_Brief:_ Look for the word "Izst" in the entries and copy each line where it appears.

Start of Dataset entries

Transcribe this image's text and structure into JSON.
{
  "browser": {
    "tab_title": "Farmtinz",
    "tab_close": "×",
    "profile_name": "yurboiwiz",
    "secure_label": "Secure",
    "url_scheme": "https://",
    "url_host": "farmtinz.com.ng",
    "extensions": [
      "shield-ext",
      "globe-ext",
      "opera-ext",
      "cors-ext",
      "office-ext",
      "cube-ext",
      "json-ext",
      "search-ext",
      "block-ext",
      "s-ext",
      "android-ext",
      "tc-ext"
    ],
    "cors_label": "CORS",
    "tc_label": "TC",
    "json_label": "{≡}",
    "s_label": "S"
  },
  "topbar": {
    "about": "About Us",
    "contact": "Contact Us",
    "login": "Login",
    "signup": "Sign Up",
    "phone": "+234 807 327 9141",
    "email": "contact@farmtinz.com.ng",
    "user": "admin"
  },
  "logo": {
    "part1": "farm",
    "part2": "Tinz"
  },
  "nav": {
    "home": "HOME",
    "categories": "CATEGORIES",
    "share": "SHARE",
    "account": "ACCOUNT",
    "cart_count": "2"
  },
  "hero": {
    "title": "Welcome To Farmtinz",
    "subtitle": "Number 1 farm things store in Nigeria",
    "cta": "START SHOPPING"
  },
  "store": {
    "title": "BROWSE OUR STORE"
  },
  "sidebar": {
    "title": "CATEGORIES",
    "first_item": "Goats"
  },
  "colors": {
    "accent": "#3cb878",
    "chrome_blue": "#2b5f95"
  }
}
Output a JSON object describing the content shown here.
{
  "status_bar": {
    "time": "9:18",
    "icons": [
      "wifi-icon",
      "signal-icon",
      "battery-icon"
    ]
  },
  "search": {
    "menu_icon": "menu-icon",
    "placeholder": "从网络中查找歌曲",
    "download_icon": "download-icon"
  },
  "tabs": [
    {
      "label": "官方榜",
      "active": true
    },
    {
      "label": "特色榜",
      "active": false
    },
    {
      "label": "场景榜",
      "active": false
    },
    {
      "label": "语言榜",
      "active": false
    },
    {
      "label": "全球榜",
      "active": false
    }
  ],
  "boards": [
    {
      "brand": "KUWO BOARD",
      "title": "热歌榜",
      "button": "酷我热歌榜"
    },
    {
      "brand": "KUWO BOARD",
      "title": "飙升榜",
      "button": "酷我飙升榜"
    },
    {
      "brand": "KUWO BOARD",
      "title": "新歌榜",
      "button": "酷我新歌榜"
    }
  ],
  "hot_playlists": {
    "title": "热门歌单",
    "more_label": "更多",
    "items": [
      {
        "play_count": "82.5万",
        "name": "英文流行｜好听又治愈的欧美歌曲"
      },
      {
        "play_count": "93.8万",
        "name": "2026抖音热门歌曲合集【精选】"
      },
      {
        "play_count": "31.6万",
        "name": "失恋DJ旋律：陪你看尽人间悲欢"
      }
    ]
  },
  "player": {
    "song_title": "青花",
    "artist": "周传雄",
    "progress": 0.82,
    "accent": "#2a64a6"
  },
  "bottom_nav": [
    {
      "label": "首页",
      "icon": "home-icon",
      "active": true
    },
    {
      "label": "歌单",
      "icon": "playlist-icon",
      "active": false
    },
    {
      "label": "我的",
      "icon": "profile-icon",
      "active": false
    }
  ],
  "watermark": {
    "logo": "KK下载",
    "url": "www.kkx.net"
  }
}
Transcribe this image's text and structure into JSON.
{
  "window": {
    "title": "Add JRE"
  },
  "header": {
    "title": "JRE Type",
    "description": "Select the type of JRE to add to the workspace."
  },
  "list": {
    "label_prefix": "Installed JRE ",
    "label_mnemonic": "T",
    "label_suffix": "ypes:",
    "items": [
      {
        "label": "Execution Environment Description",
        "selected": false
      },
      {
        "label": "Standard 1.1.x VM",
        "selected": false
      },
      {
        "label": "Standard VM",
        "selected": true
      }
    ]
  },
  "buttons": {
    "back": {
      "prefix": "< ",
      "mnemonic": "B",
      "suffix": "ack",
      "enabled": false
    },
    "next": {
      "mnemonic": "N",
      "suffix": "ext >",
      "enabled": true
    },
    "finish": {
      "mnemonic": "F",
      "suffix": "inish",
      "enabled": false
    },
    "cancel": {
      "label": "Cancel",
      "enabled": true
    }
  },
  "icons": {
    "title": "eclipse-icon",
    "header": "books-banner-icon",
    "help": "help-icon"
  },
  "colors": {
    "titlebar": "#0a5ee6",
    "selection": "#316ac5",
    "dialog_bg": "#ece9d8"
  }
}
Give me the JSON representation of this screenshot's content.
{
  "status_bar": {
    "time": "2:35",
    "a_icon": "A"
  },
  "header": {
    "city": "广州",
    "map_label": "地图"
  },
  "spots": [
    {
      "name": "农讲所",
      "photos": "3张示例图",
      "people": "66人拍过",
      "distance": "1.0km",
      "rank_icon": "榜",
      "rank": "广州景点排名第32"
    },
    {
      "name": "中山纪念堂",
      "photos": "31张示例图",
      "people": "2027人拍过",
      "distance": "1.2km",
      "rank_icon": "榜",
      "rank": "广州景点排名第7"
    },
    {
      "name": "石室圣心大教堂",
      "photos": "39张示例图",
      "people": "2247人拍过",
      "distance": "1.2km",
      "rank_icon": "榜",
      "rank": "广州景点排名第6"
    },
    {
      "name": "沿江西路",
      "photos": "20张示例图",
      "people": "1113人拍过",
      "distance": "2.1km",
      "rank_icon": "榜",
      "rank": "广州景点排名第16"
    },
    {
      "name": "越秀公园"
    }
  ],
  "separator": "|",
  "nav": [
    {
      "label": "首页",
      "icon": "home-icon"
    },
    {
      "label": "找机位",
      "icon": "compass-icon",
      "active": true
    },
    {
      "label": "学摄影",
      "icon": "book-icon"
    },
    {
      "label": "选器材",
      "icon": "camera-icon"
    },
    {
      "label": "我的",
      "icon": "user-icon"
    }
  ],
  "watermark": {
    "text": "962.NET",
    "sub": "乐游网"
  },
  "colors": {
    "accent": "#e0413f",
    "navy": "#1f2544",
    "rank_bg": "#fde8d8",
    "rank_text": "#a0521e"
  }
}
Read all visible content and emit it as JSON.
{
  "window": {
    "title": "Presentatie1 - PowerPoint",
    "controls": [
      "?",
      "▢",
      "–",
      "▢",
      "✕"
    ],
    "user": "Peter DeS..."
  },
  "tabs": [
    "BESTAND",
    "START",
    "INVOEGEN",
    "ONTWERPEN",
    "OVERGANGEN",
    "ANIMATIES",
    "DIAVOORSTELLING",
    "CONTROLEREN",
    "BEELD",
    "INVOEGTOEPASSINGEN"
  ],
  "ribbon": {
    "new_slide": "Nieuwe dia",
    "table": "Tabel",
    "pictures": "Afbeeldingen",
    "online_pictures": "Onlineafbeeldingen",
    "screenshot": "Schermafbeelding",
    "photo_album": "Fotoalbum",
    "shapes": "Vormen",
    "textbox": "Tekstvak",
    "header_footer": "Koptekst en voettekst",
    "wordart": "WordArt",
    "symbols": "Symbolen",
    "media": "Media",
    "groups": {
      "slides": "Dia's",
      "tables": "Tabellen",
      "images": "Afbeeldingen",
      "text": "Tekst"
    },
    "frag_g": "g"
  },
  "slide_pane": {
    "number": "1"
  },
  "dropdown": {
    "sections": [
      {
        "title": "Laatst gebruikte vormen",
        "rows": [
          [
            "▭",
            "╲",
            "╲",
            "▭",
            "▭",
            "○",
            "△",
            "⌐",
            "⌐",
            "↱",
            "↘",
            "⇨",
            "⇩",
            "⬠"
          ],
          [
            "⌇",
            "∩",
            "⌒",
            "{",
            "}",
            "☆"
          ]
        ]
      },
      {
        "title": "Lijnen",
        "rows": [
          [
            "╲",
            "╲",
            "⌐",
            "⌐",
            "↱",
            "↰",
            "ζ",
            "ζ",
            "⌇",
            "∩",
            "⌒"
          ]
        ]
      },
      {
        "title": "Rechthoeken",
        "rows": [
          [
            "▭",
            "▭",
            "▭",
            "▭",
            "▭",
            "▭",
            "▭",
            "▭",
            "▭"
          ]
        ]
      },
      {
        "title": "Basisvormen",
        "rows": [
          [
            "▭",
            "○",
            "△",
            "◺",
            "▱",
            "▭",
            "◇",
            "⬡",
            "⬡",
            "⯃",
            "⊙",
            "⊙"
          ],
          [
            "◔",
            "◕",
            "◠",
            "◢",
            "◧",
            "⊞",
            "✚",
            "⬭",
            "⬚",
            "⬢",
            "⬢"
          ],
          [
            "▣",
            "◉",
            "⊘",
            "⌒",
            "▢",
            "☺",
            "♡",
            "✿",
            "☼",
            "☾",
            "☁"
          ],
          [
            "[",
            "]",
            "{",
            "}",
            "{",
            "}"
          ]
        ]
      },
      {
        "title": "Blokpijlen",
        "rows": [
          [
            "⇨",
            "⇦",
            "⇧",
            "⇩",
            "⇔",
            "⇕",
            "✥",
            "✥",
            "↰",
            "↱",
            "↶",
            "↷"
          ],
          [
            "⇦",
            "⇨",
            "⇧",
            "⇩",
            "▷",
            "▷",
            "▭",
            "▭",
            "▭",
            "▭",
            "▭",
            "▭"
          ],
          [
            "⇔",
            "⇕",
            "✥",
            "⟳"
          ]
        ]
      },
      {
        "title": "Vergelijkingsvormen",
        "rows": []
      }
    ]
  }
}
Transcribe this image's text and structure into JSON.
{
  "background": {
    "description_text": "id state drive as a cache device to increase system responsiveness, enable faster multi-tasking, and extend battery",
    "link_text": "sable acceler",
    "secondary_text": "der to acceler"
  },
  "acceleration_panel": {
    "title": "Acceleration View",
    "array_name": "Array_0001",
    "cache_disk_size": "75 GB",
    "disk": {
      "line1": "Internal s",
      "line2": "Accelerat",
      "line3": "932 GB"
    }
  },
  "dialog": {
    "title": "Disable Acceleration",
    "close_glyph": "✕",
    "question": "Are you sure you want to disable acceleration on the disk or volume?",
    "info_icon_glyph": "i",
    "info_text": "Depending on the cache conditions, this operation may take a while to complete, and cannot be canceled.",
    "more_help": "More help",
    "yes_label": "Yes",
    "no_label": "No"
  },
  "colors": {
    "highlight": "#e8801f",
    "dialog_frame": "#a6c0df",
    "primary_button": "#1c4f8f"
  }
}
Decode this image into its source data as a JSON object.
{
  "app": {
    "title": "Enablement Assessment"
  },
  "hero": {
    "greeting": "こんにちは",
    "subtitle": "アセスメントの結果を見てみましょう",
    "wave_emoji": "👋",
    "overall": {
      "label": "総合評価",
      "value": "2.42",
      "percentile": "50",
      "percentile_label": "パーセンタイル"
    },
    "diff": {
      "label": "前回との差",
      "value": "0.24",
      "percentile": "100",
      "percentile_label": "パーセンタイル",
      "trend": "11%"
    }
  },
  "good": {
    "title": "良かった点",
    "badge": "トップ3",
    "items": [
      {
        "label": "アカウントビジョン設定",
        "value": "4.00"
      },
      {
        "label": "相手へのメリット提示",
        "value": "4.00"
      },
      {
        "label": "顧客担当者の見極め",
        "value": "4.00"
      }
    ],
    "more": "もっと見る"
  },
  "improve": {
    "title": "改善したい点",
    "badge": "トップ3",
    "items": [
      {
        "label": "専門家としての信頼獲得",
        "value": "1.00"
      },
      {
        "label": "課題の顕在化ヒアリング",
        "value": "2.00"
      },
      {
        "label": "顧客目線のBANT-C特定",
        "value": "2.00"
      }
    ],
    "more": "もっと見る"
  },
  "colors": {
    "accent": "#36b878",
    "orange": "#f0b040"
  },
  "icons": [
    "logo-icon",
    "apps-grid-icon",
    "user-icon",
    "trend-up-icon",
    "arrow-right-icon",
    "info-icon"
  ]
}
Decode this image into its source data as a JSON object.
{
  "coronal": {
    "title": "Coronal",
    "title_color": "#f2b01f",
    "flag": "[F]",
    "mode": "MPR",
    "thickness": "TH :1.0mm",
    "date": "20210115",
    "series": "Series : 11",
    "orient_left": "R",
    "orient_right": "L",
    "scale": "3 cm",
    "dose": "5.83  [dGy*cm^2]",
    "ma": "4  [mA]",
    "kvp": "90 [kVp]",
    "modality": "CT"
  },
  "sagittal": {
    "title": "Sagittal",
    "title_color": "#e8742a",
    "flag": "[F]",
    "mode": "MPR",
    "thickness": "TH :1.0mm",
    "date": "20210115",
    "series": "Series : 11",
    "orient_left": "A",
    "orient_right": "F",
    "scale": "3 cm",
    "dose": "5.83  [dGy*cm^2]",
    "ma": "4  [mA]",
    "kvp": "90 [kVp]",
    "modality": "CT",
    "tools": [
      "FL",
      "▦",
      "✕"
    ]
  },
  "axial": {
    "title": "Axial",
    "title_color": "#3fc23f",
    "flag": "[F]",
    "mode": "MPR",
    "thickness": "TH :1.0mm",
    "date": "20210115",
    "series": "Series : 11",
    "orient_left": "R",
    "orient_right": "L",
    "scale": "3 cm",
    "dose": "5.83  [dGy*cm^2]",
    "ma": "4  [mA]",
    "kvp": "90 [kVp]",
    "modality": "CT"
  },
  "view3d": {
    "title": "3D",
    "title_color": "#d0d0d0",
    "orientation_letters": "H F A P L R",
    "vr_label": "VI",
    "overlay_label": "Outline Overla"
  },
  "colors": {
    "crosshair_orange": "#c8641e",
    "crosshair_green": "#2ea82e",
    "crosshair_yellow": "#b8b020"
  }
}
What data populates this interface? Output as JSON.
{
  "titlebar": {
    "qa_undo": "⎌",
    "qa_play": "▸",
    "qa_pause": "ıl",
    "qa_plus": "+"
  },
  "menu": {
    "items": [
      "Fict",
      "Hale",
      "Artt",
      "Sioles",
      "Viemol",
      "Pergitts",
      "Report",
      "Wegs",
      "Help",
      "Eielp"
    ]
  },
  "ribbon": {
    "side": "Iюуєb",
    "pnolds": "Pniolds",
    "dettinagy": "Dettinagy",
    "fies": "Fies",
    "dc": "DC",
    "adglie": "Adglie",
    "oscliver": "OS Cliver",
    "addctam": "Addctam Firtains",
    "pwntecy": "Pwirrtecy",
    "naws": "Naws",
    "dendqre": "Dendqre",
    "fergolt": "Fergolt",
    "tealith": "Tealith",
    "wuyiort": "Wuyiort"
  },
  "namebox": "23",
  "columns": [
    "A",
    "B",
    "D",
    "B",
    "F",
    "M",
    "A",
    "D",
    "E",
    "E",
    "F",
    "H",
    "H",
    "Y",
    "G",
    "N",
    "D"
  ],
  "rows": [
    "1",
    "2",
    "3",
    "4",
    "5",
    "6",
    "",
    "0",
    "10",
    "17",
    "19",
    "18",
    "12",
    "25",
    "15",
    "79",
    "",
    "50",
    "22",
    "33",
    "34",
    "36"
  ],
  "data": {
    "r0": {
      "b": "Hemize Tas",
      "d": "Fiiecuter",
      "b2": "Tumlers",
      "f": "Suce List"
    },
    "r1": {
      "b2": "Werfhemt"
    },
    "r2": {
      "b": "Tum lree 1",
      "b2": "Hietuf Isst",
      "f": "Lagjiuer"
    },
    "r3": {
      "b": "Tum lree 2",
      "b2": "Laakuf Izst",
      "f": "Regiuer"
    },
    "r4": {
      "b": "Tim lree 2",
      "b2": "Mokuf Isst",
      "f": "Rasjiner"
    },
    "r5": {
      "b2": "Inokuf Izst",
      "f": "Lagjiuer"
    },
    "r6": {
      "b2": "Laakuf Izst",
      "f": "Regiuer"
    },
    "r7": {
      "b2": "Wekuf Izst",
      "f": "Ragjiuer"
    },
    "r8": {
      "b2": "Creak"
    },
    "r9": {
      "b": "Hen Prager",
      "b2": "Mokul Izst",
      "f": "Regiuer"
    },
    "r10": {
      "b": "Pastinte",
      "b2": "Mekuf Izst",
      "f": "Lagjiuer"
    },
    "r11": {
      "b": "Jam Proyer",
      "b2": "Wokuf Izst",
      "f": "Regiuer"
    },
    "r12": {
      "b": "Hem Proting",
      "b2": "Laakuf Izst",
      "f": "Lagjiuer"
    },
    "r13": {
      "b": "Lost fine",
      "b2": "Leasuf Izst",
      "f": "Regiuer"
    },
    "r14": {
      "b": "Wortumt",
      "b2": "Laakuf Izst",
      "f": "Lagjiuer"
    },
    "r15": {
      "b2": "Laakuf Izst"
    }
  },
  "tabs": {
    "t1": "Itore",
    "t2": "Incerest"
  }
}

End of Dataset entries

_Expected output:_
      "b2": "Laakuf Izst",
      "b2": "Inokuf Izst",
      "b2": "Laakuf Izst",
      "b2": "Wekuf Izst",
      "b2": "Mokul Izst",
      "b2": "Mekuf Izst",
      "b2": "Wokuf Izst",
      "b2": "Laakuf Izst",
      "b2": "Leasuf Izst",
      "b2": "Laakuf Izst",
      "b2": "Laakuf Izst"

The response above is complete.